- Tuvan throat singing is a uniquely-Mongolian form of overtone music which has attracted interest starting from the early 2000s. Notable musicians include Altan Urag and Khusugtun (particularly its lead Batzorig Vaanchig) from mainland Mongolia, and Hanggai from Inner Mongolia in China.
- Folk Metal band The Hu are arguably the cultural figureheads of present day Mongolia. Their brand of music combines traditional heavy metal with traditional Mongolian instruments as well as throat singing. Their surprising popularity abroad has also awarded them the Order of Genghis Khan, Mongolia's highest state award, in 2019.
- Masashi Ozawa, who is actually Japanese, was billed from Mongolia as Killer Khan.
- Age of Empires II: The campaign of Genghis Khan shows his rise to power, by uniting Mongolia, and his conquest of Asia to Europe.
- Civilization: The Mongols are usually one of the playable civilizations; they usually have some kind of advantage in cavalry, city-taking, or some other aspect of land warfare.
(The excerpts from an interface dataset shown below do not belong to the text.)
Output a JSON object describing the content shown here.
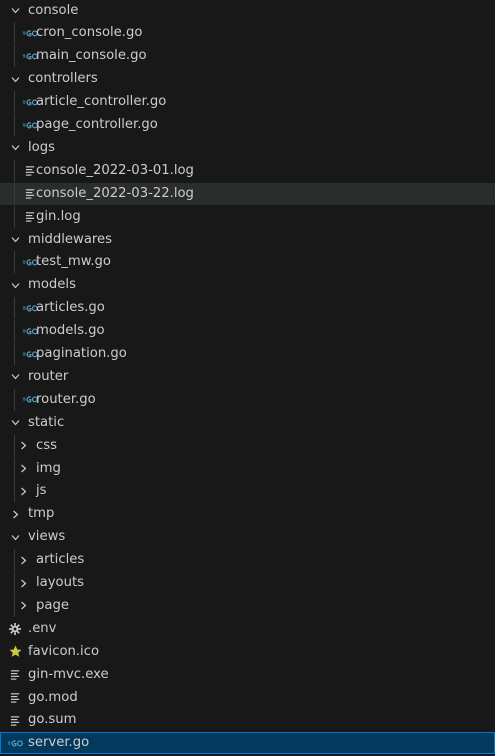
{
  "theme": {
    "background": "#181818",
    "text": "#cccccc",
    "go_icon_color": "#519aba",
    "favicon_icon_color": "#cbcb41",
    "hover_background": "#2a2d2e",
    "selected_background": "#04395e",
    "selected_border": "#0078d4"
  },
  "tree": [
    {
      "label": "console",
      "kind": "folder",
      "depth": 0,
      "expanded": true
    },
    {
      "label": "cron_console.go",
      "kind": "file",
      "icon": "go-icon",
      "depth": 1
    },
    {
      "label": "main_console.go",
      "kind": "file",
      "icon": "go-icon",
      "depth": 1
    },
    {
      "label": "controllers",
      "kind": "folder",
      "depth": 0,
      "expanded": true
    },
    {
      "label": "article_controller.go",
      "kind": "file",
      "icon": "go-icon",
      "depth": 1
    },
    {
      "label": "page_controller.go",
      "kind": "file",
      "icon": "go-icon",
      "depth": 1
    },
    {
      "label": "logs",
      "kind": "folder",
      "depth": 0,
      "expanded": true
    },
    {
      "label": "console_2022-03-01.log",
      "kind": "file",
      "icon": "lines-icon",
      "depth": 1
    },
    {
      "label": "console_2022-03-22.log",
      "kind": "file",
      "icon": "lines-icon",
      "depth": 1,
      "state": "hover"
    },
    {
      "label": "gin.log",
      "kind": "file",
      "icon": "lines-icon",
      "depth": 1
    },
    {
      "label": "middlewares",
      "kind": "folder",
      "depth": 0,
      "expanded": true
    },
    {
      "label": "test_mw.go",
      "kind": "file",
      "icon": "go-icon",
      "depth": 1
    },
    {
      "label": "models",
      "kind": "folder",
      "depth": 0,
      "expanded": true
    },
    {
      "label": "articles.go",
      "kind": "file",
      "icon": "go-icon",
      "depth": 1
    },
    {
      "label": "models.go",
      "kind": "file",
      "icon": "go-icon",
      "depth": 1
    },
    {
      "label": "pagination.go",
      "kind": "file",
      "icon": "go-icon",
      "depth": 1
    },
    {
      "label": "router",
      "kind": "folder",
      "depth": 0,
      "expanded": true
    },
    {
      "label": "router.go",
      "kind": "file",
      "icon": "go-icon",
      "depth": 1
    },
    {
      "label": "static",
      "kind": "folder",
      "depth": 0,
      "expanded": true
    },
    {
      "label": "css",
      "kind": "folder",
      "depth": 1,
      "expanded": false
    },
    {
      "label": "img",
      "kind": "folder",
      "depth": 1,
      "expanded": false
    },
    {
      "label": "js",
      "kind": "folder",
      "depth": 1,
      "expanded": false
    },
    {
      "label": "tmp",
      "kind": "folder",
      "depth": 0,
      "expanded": false
    },
    {
      "label": "views",
      "kind": "folder",
      "depth": 0,
      "expanded": true
    },
    {
      "label": "articles",
      "kind": "folder",
      "depth": 1,
      "expanded": false
    },
    {
      "label": "layouts",
      "kind": "folder",
      "depth": 1,
      "expanded": false
    },
    {
      "label": "page",
      "kind": "folder",
      "depth": 1,
      "expanded": false
    },
    {
      "label": ".env",
      "kind": "file",
      "icon": "gear-icon",
      "depth": 0
    },
    {
      "label": "favicon.ico",
      "kind": "file",
      "icon": "star-icon",
      "depth": 0
    },
    {
      "label": "gin-mvc.exe",
      "kind": "file",
      "icon": "lines-icon",
      "depth": 0
    },
    {
      "label": "go.mod",
      "kind": "file",
      "icon": "lines-icon",
      "depth": 0
    },
    {
      "label": "go.sum",
      "kind": "file",
      "icon": "lines-icon",
      "depth": 0
    },
    {
      "label": "server.go",
      "kind": "file",
      "icon": "go-icon",
      "depth": 0,
      "state": "selected"
    }
  ]
}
Genghis Khan is typically the leader, but some iterations have Kublai, and the fourth installment has both. (In a famous and very embarrassing incident for the developers, they confused the leader art for Kublai in vanilla Civ IV with the leader art for Qin Shi Huangdi; this was corrected in the first expansion.). The New Frontier Pass DLC for the sixth installment has since added Kublai as a leader for both Mongolia and China (to whom he was, after all, Emperor Shizu of Yuan).
- Phantom of Inferno's main heroine, Ein, is Mongolian, and her ending in the visual novel and the end of 2009 anime are set there.
The Mongolian flag
The Mongolian national anthem
- Unitary semi-presidential republic
- President: Ukhnaagiin Khürelsükh
- Prime Minister: Luvsannamsrain Oyun-Erdene
- Chairman of the Khural: Gombojavyn Zandanshatar
- Capital and largest city: Ulaanbaatar (Улаанбаатар, ᠤᠯᠠᠭᠠᠨᠪᠠᠭᠠᠲᠤᠷ Ulaɣanbaɣatur)
- Population: 3,353,470
- Area: 1,566,000 km² (605,000 sq mi) (18th)
- Currency: Mongolian tögrög (₮) (MNT)
- ISO-3166-1 Code: MN
- Country calling code: 976
- Highest point: Khüiten Peak (4374 m/14,350 ft) (35th)
- Lowest point: Hoh Nuur (518 m/1,699 ft) (74th)